→ **The problem**
The pictures must be left out, while the rest of the data is copied exactly.

** Opening Data supplied block **

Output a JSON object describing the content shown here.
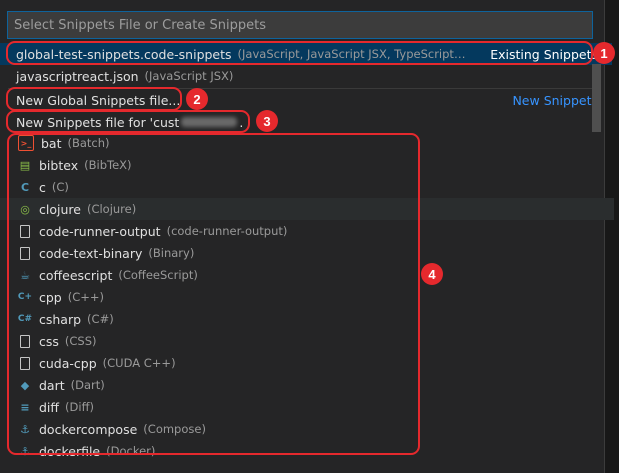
{
  "search": {
    "placeholder": "Select Snippets File or Create Snippets"
  },
  "existing": [
    {
      "label": "global-test-snippets.code-snippets",
      "desc": "(JavaScript, JavaScript JSX, TypeScript…",
      "right": "Existing Snippets"
    },
    {
      "label": "javascriptreact.json",
      "desc": "(JavaScript JSX)"
    }
  ],
  "new": {
    "global_label": "New Global Snippets file...",
    "right": "New Snippets",
    "for_label_prefix": "New Snippets file for 'cust",
    "for_label_suffix": "."
  },
  "languages": [
    {
      "label": "bat",
      "desc": "(Batch)",
      "icon": "terminal-icon",
      "color": "#f05033"
    },
    {
      "label": "bibtex",
      "desc": "(BibTeX)",
      "icon": "bibtex-icon",
      "color": "#8dc149"
    },
    {
      "label": "c",
      "desc": "(C)",
      "icon": "c-icon",
      "color": "#519aba"
    },
    {
      "label": "clojure",
      "desc": "(Clojure)",
      "icon": "clojure-icon",
      "color": "#8dc149"
    },
    {
      "label": "code-runner-output",
      "desc": "(code-runner-output)",
      "icon": "file-icon",
      "color": "#c5c5c5"
    },
    {
      "label": "code-text-binary",
      "desc": "(Binary)",
      "icon": "file-icon",
      "color": "#c5c5c5"
    },
    {
      "label": "coffeescript",
      "desc": "(CoffeeScript)",
      "icon": "coffee-icon",
      "color": "#519aba"
    },
    {
      "label": "cpp",
      "desc": "(C++)",
      "icon": "cpp-icon",
      "color": "#519aba"
    },
    {
      "label": "csharp",
      "desc": "(C#)",
      "icon": "csharp-icon",
      "color": "#519aba"
    },
    {
      "label": "css",
      "desc": "(CSS)",
      "icon": "file-icon",
      "color": "#c5c5c5"
    },
    {
      "label": "cuda-cpp",
      "desc": "(CUDA C++)",
      "icon": "file-icon",
      "color": "#c5c5c5"
    },
    {
      "label": "dart",
      "desc": "(Dart)",
      "icon": "dart-icon",
      "color": "#519aba"
    },
    {
      "label": "diff",
      "desc": "(Diff)",
      "icon": "diff-icon",
      "color": "#519aba"
    },
    {
      "label": "dockercompose",
      "desc": "(Compose)",
      "icon": "docker-icon",
      "color": "#519aba"
    },
    {
      "label": "dockerfile",
      "desc": "(Docker)",
      "icon": "docker-icon",
      "color": "#519aba"
    }
  ],
  "annotations": [
    "1",
    "2",
    "3",
    "4"
  ],
  "colors": {
    "accent": "#0e639c",
    "selection": "#04395e",
    "link": "#3794ff",
    "annotation": "#e5292d"
  }
}
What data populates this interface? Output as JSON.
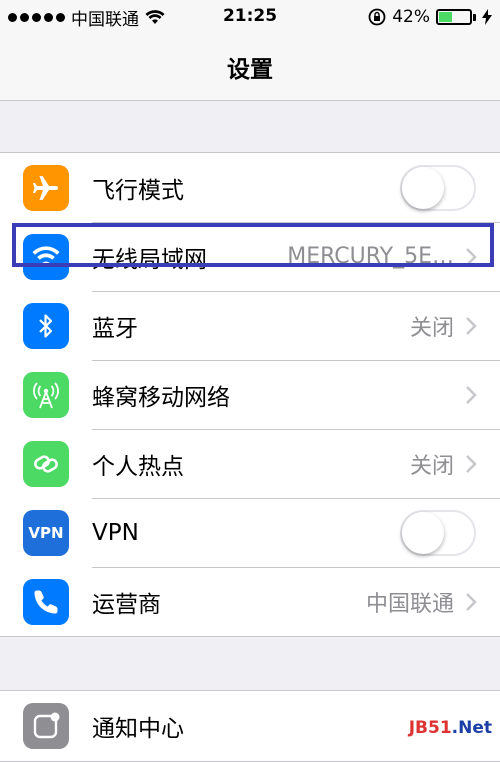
{
  "status_bar": {
    "carrier": "中国联通",
    "time": "21:25",
    "battery_percent": "42%",
    "battery_level": 0.42
  },
  "nav": {
    "title": "设置"
  },
  "settings": [
    {
      "label": "飞行模式",
      "icon": "airplane-icon",
      "icon_bg": "#ff9500",
      "type": "toggle",
      "on": false
    },
    {
      "label": "无线局域网",
      "icon": "wifi-icon",
      "icon_bg": "#007aff",
      "type": "detail",
      "value": "MERCURY_5E…"
    },
    {
      "label": "蓝牙",
      "icon": "bluetooth-icon",
      "icon_bg": "#007aff",
      "type": "detail",
      "value": "关闭"
    },
    {
      "label": "蜂窝移动网络",
      "icon": "cellular-icon",
      "icon_bg": "#4cd964",
      "type": "chevron"
    },
    {
      "label": "个人热点",
      "icon": "hotspot-icon",
      "icon_bg": "#4cd964",
      "type": "detail",
      "value": "关闭"
    },
    {
      "label": "VPN",
      "icon": "vpn-icon",
      "icon_bg": "#1e6fd9",
      "icon_text": "VPN",
      "type": "toggle",
      "on": false
    },
    {
      "label": "运营商",
      "icon": "phone-icon",
      "icon_bg": "#007aff",
      "type": "detail",
      "value": "中国联通"
    }
  ],
  "settings2": [
    {
      "label": "通知中心",
      "icon": "notification-center-icon",
      "icon_bg": "#8e8e93"
    }
  ],
  "watermark": {
    "brand": "JB51",
    "suffix": ".Net"
  },
  "colors": {
    "highlight": "#3b3db8",
    "battery": "#4cd964"
  }
}
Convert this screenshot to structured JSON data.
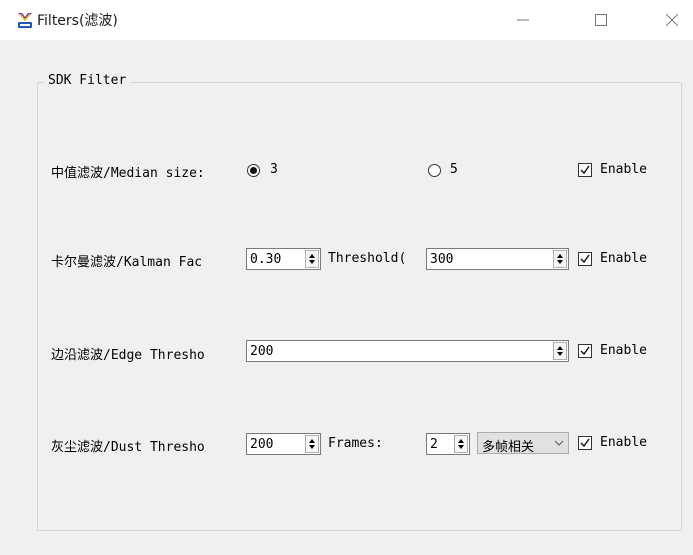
{
  "window": {
    "title": "Filters(滤波)",
    "controls": [
      "minimize-icon",
      "maximize-icon",
      "close-icon"
    ]
  },
  "group": {
    "title": "SDK Filter"
  },
  "median": {
    "label": "中值滤波/Median size:",
    "options": [
      {
        "label": "3",
        "checked": true
      },
      {
        "label": "5",
        "checked": false
      }
    ],
    "enable_label": "Enable",
    "enabled": true
  },
  "kalman": {
    "label": "卡尔曼滤波/Kalman Fac",
    "factor": "0.30",
    "threshold_label": "Threshold(",
    "threshold": "300",
    "enable_label": "Enable",
    "enabled": true
  },
  "edge": {
    "label": "边沿滤波/Edge Thresho",
    "threshold": "200",
    "enable_label": "Enable",
    "enabled": true
  },
  "dust": {
    "label": "灰尘滤波/Dust Thresho",
    "threshold": "200",
    "frames_label": "Frames:",
    "frames": "2",
    "mode": "多帧相关",
    "enable_label": "Enable",
    "enabled": true
  }
}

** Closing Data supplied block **

→ **Exercise response**
Output a JSON object describing the content shown here.
{
  "search": {
    "placeholder": "Select Snippets File or Create Snippets"
  },
  "existing": [
    {
      "label": "global-test-snippets.code-snippets",
      "desc": "(JavaScript, JavaScript JSX, TypeScript…",
      "right": "Existing Snippets"
    },
    {
      "label": "javascriptreact.json",
      "desc": "(JavaScript JSX)"
    }
  ],
  "new": {
    "global_label": "New Global Snippets file...",
    "right": "New Snippets",
    "for_label_prefix": "New Snippets file for 'cust",
    "for_label_suffix": "."
  },
  "languages": [
    {
      "label": "bat",
      "desc": "(Batch)",
      "icon": "terminal-icon",
      "color": "#f05033"
    },
    {
      "label": "bibtex",
      "desc": "(BibTeX)",
      "icon": "bibtex-icon",
      "color": "#8dc149"
    },
    {
      "label": "c",
      "desc": "(C)",
      "icon": "c-icon",
      "color": "#519aba"
    },
    {
      "label": "clojure",
      "desc": "(Clojure)",
      "icon": "clojure-icon",
      "color": "#8dc149"
    },
    {
      "label": "code-runner-output",
      "desc": "(code-runner-output)",
      "icon": "file-icon",
      "color": "#c5c5c5"
    },
    {
      "label": "code-text-binary",
      "desc": "(Binary)",
      "icon": "file-icon",
      "color": "#c5c5c5"
    },
    {
      "label": "coffeescript",
      "desc": "(CoffeeScript)",
      "icon": "coffee-icon",
      "color": "#519aba"
    },
    {
      "label": "cpp",
      "desc": "(C++)",
      "icon": "cpp-icon",
      "color": "#519aba"
    },
    {
      "label": "csharp",
      "desc": "(C#)",
      "icon": "csharp-icon",
      "color": "#519aba"
    },
    {
      "label": "css",
      "desc": "(CSS)",
      "icon": "file-icon",
      "color": "#c5c5c5"
    },
    {
      "label": "cuda-cpp",
      "desc": "(CUDA C++)",
      "icon": "file-icon",
      "color": "#c5c5c5"
    },
    {
      "label": "dart",
      "desc": "(Dart)",
      "icon": "dart-icon",
      "color": "#519aba"
    },
    {
      "label": "diff",
      "desc": "(Diff)",
      "icon": "diff-icon",
      "color": "#519aba"
    },
    {
      "label": "dockercompose",
      "desc": "(Compose)",
      "icon": "docker-icon",
      "color": "#519aba"
    },
    {
      "label": "dockerfile",
      "desc": "(Docker)",
      "icon": "docker-icon",
      "color": "#519aba"
    }
  ],
  "annotations": [
    "1",
    "2",
    "3",
    "4"
  ],
  "colors": {
    "accent": "#0e639c",
    "selection": "#04395e",
    "link": "#3794ff",
    "annotation": "#e5292d"
  }
}
What data populates this interface? Output as JSON.
{
  "status_bar": {
    "carrier": "中国联通",
    "time": "21:25",
    "battery_percent": "42%",
    "battery_level": 0.42
  },
  "nav": {
    "title": "设置"
  },
  "settings": [
    {
      "label": "飞行模式",
      "icon": "airplane-icon",
      "icon_bg": "#ff9500",
      "type": "toggle",
      "on": false
    },
    {
      "label": "无线局域网",
      "icon": "wifi-icon",
      "icon_bg": "#007aff",
      "type": "detail",
      "value": "MERCURY_5E…"
    },
    {
      "label": "蓝牙",
      "icon": "bluetooth-icon",
      "icon_bg": "#007aff",
      "type": "detail",
      "value": "关闭"
    },
    {
      "label": "蜂窝移动网络",
      "icon": "cellular-icon",
      "icon_bg": "#4cd964",
      "type": "chevron"
    },
    {
      "label": "个人热点",
      "icon": "hotspot-icon",
      "icon_bg": "#4cd964",
      "type": "detail",
      "value": "关闭"
    },
    {
      "label": "VPN",
      "icon": "vpn-icon",
      "icon_bg": "#1e6fd9",
      "icon_text": "VPN",
      "type": "toggle",
      "on": false
    },
    {
      "label": "运营商",
      "icon": "phone-icon",
      "icon_bg": "#007aff",
      "type": "detail",
      "value": "中国联通"
    }
  ],
  "settings2": [
    {
      "label": "通知中心",
      "icon": "notification-center-icon",
      "icon_bg": "#8e8e93"
    }
  ],
  "watermark": {
    "brand": "JB51",
    "suffix": ".Net"
  },
  "colors": {
    "highlight": "#3b3db8",
    "battery": "#4cd964"
  }
}
Convert this screenshot to structured JSON data.
{
  "window": {
    "title": "Filters(滤波)",
    "controls": [
      "minimize-icon",
      "maximize-icon",
      "close-icon"
    ]
  },
  "group": {
    "title": "SDK Filter"
  },
  "median": {
    "label": "中值滤波/Median size:",
    "options": [
      {
        "label": "3",
        "checked": true
      },
      {
        "label": "5",
        "checked": false
      }
    ],
    "enable_label": "Enable",
    "enabled": true
  },
  "kalman": {
    "label": "卡尔曼滤波/Kalman Fac",
    "factor": "0.30",
    "threshold_label": "Threshold(",
    "threshold": "300",
    "enable_label": "Enable",
    "enabled": true
  },
  "edge": {
    "label": "边沿滤波/Edge Thresho",
    "threshold": "200",
    "enable_label": "Enable",
    "enabled": true
  },
  "dust": {
    "label": "灰尘滤波/Dust Thresho",
    "threshold": "200",
    "frames_label": "Frames:",
    "frames": "2",
    "mode": "多帧相关",
    "enable_label": "Enable",
    "enabled": true
  }
}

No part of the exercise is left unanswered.